PROBLEM DETAILS: The data beneath this task has to be reprinted character for character.

(PROVIDED INFORMATION begins)

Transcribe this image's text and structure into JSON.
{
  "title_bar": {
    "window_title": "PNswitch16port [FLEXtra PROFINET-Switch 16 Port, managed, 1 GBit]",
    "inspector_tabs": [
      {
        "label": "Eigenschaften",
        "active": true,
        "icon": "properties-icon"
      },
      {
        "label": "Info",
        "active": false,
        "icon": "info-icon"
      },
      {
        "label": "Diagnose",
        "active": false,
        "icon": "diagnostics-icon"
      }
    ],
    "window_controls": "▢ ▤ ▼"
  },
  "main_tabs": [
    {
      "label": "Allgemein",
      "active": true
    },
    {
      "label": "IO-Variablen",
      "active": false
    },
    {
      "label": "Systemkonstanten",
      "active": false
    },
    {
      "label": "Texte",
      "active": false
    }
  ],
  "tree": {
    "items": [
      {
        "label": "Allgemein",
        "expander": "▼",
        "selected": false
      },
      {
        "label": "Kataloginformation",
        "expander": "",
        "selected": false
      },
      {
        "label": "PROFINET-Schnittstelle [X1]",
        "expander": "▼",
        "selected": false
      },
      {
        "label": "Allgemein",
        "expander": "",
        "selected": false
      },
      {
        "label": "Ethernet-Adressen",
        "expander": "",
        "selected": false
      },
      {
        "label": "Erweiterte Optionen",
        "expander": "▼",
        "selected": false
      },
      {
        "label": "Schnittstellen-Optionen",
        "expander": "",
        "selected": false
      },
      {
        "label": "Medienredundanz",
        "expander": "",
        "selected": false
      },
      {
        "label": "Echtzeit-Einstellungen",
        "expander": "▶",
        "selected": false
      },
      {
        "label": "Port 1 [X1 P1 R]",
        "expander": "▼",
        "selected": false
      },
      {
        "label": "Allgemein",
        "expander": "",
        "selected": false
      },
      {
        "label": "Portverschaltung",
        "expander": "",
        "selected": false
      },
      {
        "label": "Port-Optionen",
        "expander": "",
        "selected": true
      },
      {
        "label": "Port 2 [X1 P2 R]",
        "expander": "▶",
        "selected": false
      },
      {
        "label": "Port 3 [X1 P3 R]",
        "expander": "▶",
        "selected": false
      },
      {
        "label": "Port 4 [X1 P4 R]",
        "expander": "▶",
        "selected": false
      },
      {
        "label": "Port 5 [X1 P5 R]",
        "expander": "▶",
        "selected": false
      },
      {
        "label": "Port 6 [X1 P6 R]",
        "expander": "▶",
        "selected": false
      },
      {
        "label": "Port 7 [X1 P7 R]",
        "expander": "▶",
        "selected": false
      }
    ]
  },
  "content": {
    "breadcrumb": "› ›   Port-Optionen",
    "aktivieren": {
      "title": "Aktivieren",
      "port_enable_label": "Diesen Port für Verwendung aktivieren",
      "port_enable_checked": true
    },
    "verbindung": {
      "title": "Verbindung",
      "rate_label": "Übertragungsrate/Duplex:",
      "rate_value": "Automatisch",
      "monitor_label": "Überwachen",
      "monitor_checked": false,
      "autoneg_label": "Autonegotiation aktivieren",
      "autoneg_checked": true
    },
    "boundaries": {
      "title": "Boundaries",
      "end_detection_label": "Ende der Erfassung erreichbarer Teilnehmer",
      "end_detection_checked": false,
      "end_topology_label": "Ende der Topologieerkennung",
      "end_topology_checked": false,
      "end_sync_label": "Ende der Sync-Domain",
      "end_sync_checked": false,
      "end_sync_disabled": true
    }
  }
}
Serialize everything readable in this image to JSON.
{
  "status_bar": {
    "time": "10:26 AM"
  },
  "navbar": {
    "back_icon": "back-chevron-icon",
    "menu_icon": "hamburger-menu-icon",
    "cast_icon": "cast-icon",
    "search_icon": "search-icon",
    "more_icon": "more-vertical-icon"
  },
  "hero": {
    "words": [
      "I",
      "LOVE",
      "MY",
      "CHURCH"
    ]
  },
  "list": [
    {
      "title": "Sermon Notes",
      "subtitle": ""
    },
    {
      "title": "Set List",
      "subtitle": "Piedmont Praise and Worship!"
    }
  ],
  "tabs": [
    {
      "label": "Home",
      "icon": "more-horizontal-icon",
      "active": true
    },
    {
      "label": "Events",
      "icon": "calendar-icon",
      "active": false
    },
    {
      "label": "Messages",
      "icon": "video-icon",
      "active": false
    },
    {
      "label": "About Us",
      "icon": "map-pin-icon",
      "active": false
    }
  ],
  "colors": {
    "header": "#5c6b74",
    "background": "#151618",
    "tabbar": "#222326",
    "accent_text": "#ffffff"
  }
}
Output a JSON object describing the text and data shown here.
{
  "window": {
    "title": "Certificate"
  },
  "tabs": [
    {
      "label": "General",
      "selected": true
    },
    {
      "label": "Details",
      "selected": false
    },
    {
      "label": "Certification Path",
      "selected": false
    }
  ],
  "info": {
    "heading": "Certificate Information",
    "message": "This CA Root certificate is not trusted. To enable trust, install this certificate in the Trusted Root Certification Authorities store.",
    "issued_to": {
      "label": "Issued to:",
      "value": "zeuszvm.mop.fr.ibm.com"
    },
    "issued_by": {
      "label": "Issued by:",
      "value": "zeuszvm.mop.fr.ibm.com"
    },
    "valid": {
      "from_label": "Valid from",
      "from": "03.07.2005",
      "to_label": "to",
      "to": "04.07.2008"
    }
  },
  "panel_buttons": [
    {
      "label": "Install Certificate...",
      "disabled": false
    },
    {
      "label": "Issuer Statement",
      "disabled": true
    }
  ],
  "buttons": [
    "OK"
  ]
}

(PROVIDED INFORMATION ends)

TASK SOLUTION:
Transcribe this image's text and structure into JSON.
{
  "title_bar": {
    "window_title": "PNswitch16port [FLEXtra PROFINET-Switch 16 Port, managed, 1 GBit]",
    "inspector_tabs": [
      {
        "label": "Eigenschaften",
        "active": true,
        "icon": "properties-icon"
      },
      {
        "label": "Info",
        "active": false,
        "icon": "info-icon"
      },
      {
        "label": "Diagnose",
        "active": false,
        "icon": "diagnostics-icon"
      }
    ],
    "window_controls": "▢ ▤ ▼"
  },
  "main_tabs": [
    {
      "label": "Allgemein",
      "active": true
    },
    {
      "label": "IO-Variablen",
      "active": false
    },
    {
      "label": "Systemkonstanten",
      "active": false
    },
    {
      "label": "Texte",
      "active": false
    }
  ],
  "tree": {
    "items": [
      {
        "label": "Allgemein",
        "expander": "▼",
        "selected": false
      },
      {
        "label": "Kataloginformation",
        "expander": "",
        "selected": false
      },
      {
        "label": "PROFINET-Schnittstelle [X1]",
        "expander": "▼",
        "selected": false
      },
      {
        "label": "Allgemein",
        "expander": "",
        "selected": false
      },
      {
        "label": "Ethernet-Adressen",
        "expander": "",
        "selected": false
      },
      {
        "label": "Erweiterte Optionen",
        "expander": "▼",
        "selected": false
      },
      {
        "label": "Schnittstellen-Optionen",
        "expander": "",
        "selected": false
      },
      {
        "label": "Medienredundanz",
        "expander": "",
        "selected": false
      },
      {
        "label": "Echtzeit-Einstellungen",
        "expander": "▶",
        "selected": false
      },
      {
        "label": "Port 1 [X1 P1 R]",
        "expander": "▼",
        "selected": false
      },
      {
        "label": "Allgemein",
        "expander": "",
        "selected": false
      },
      {
        "label": "Portverschaltung",
        "expander": "",
        "selected": false
      },
      {
        "label": "Port-Optionen",
        "expander": "",
        "selected": true
      },
      {
        "label": "Port 2 [X1 P2 R]",
        "expander": "▶",
        "selected": false
      },
      {
        "label": "Port 3 [X1 P3 R]",
        "expander": "▶",
        "selected": false
      },
      {
        "label": "Port 4 [X1 P4 R]",
        "expander": "▶",
        "selected": false
      },
      {
        "label": "Port 5 [X1 P5 R]",
        "expander": "▶",
        "selected": false
      },
      {
        "label": "Port 6 [X1 P6 R]",
        "expander": "▶",
        "selected": false
      },
      {
        "label": "Port 7 [X1 P7 R]",
        "expander": "▶",
        "selected": false
      }
    ]
  },
  "content": {
    "breadcrumb": "› ›   Port-Optionen",
    "aktivieren": {
      "title": "Aktivieren",
      "port_enable_label": "Diesen Port für Verwendung aktivieren",
      "port_enable_checked": true
    },
    "verbindung": {
      "title": "Verbindung",
      "rate_label": "Übertragungsrate/Duplex:",
      "rate_value": "Automatisch",
      "monitor_label": "Überwachen",
      "monitor_checked": false,
      "autoneg_label": "Autonegotiation aktivieren",
      "autoneg_checked": true
    },
    "boundaries": {
      "title": "Boundaries",
      "end_detection_label": "Ende der Erfassung erreichbarer Teilnehmer",
      "end_detection_checked": false,
      "end_topology_label": "Ende der Topologieerkennung",
      "end_topology_checked": false,
      "end_sync_label": "Ende der Sync-Domain",
      "end_sync_checked": false,
      "end_sync_disabled": true
    }
  }
}
Serialize everything readable in this image to JSON.
{
  "status_bar": {
    "time": "10:26 AM"
  },
  "navbar": {
    "back_icon": "back-chevron-icon",
    "menu_icon": "hamburger-menu-icon",
    "cast_icon": "cast-icon",
    "search_icon": "search-icon",
    "more_icon": "more-vertical-icon"
  },
  "hero": {
    "words": [
      "I",
      "LOVE",
      "MY",
      "CHURCH"
    ]
  },
  "list": [
    {
      "title": "Sermon Notes",
      "subtitle": ""
    },
    {
      "title": "Set List",
      "subtitle": "Piedmont Praise and Worship!"
    }
  ],
  "tabs": [
    {
      "label": "Home",
      "icon": "more-horizontal-icon",
      "active": true
    },
    {
      "label": "Events",
      "icon": "calendar-icon",
      "active": false
    },
    {
      "label": "Messages",
      "icon": "video-icon",
      "active": false
    },
    {
      "label": "About Us",
      "icon": "map-pin-icon",
      "active": false
    }
  ],
  "colors": {
    "header": "#5c6b74",
    "background": "#151618",
    "tabbar": "#222326",
    "accent_text": "#ffffff"
  }
}
Output a JSON object describing the text and data shown here.
{
  "window": {
    "title": "Certificate"
  },
  "tabs": [
    {
      "label": "General",
      "selected": true
    },
    {
      "label": "Details",
      "selected": false
    },
    {
      "label": "Certification Path",
      "selected": false
    }
  ],
  "info": {
    "heading": "Certificate Information",
    "message": "This CA Root certificate is not trusted. To enable trust, install this certificate in the Trusted Root Certification Authorities store.",
    "issued_to": {
      "label": "Issued to:",
      "value": "zeuszvm.mop.fr.ibm.com"
    },
    "issued_by": {
      "label": "Issued by:",
      "value": "zeuszvm.mop.fr.ibm.com"
    },
    "valid": {
      "from_label": "Valid from",
      "from": "03.07.2005",
      "to_label": "to",
      "to": "04.07.2008"
    }
  },
  "panel_buttons": [
    {
      "label": "Install Certificate...",
      "disabled": false
    },
    {
      "label": "Issuer Statement",
      "disabled": true
    }
  ],
  "buttons": [
    "OK"
  ]
}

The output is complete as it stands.